John Beeden completes Pacific Ocean solo journey
Spent 209 days at sea after leaving San Francisco in June
British adventurer John Beeden on Sunday became the first person to row solo non-stop from North America to the Australian mainland, local media reported.
Beeden, 53, rowed more than 7,400 nautical miles across the Pacific Ocean, after leaving San Francisco in his six-metre boat "Socks" on June 1 this year.
He had been rowing for up to 15 hours a day, local media said.
Arrived at 10am local time. Happy to be on land have some ginger nuts. <a href="https://twitter.com/hashtag/solopacificrow?src=hash">#solopacificrow</a> <a href="https://twitter.com/hashtag/adventure?src=hash">#adventure</a> <a href="https://twitter.com/hashtag/cairns?src=hash">#cairns</a> <a href="https://twitter.com/hashtag/australia?src=hash">#australia</a> <a href="https://t.co/3tdDfrK5Lc">pic.twitter.com/3tdDfrK5Lc</a>—@solopacificrow
Beeden, who hails from Sheffield, England, and has called Burlington, Ont., home since 2004, was greeted by his Canadian wife Cheryl, two teenage daughters and a crowd who had gathered on the dock in Cairns, in far north Queensland.
He was immediately greeted by Australian customs officials after stepping onto dry land after 209 days at sea, according to local media.
Beeden had previously rowed the Atlantic Ocean solo, before deciding to tackle the Pacific Ocean.
"About 14 and a half thousand kilometres — that's a long way.
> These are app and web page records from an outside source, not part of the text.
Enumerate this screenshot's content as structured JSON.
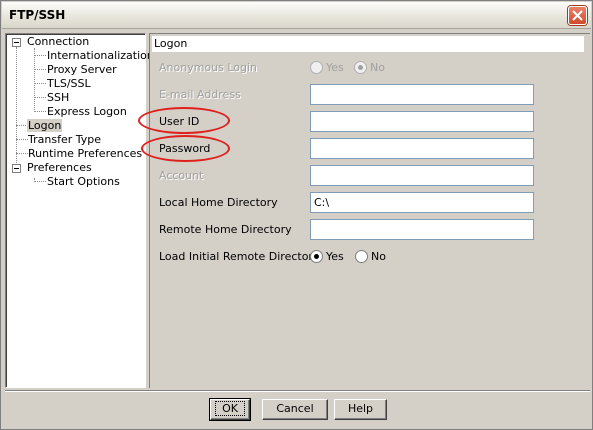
{
  "window": {
    "title": "FTP/SSH"
  },
  "tree": {
    "items": [
      {
        "label": "Connection",
        "level": 0,
        "expandable": true
      },
      {
        "label": "Internationalization",
        "level": 1
      },
      {
        "label": "Proxy Server",
        "level": 1
      },
      {
        "label": "TLS/SSL",
        "level": 1
      },
      {
        "label": "SSH",
        "level": 1
      },
      {
        "label": "Express Logon",
        "level": 1
      },
      {
        "label": "Logon",
        "level": 0,
        "selected": true
      },
      {
        "label": "Transfer Type",
        "level": 0
      },
      {
        "label": "Runtime Preferences",
        "level": 0
      },
      {
        "label": "Preferences",
        "level": 0,
        "expandable": true
      },
      {
        "label": "Start Options",
        "level": 1
      }
    ]
  },
  "panel": {
    "header": "Logon",
    "anonymous_login": {
      "label": "Anonymous Login",
      "options": [
        "Yes",
        "No"
      ],
      "selected": "No",
      "enabled": false
    },
    "email": {
      "label": "E-mail Address",
      "value": "",
      "enabled": false
    },
    "user_id": {
      "label": "User ID",
      "value": ""
    },
    "password": {
      "label": "Password",
      "value": ""
    },
    "account": {
      "label": "Account",
      "value": "",
      "enabled": false
    },
    "local_home": {
      "label": "Local Home Directory",
      "value": "C:\\"
    },
    "remote_home": {
      "label": "Remote Home Directory",
      "value": ""
    },
    "load_initial": {
      "label": "Load Initial Remote Directory",
      "options": [
        "Yes",
        "No"
      ],
      "selected": "Yes"
    }
  },
  "annotations": {
    "highlight_color": "#e0201c"
  },
  "buttons": {
    "ok": "OK",
    "cancel": "Cancel",
    "help": "Help"
  }
}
Only ever do it once in your life," he told the Australian Broadcasting Corporation.
Didn't think I could go on and had to dig deep and getting pushed back hundreds of miles that you have already rowed and you have to row it all again.- John Beeden
He had hoped to reach Australia by mid-November, but weather conditions blew out his estimated arrival by more than a month.
"Didn't think I could go on and had to dig deep and getting pushed back hundreds of miles that you have already rowed and you have to row it all again," he said.
Beeden's daughter steadied him and he said it felt strange to be on dry land again.
His wife Cheryl Beeden said he had had a tough journey, but that might not stop him from aiming for more records.
"I kind of think it's like childbirth because he says he's not going to get in another boat for awhile but I am sure in a couple of weeks he'll be having some other adventure and I will have to restrain him a little bit."
Beeden lost nearly 5 kilograms and said his running muscles had evaporated and changed to rowing muscles.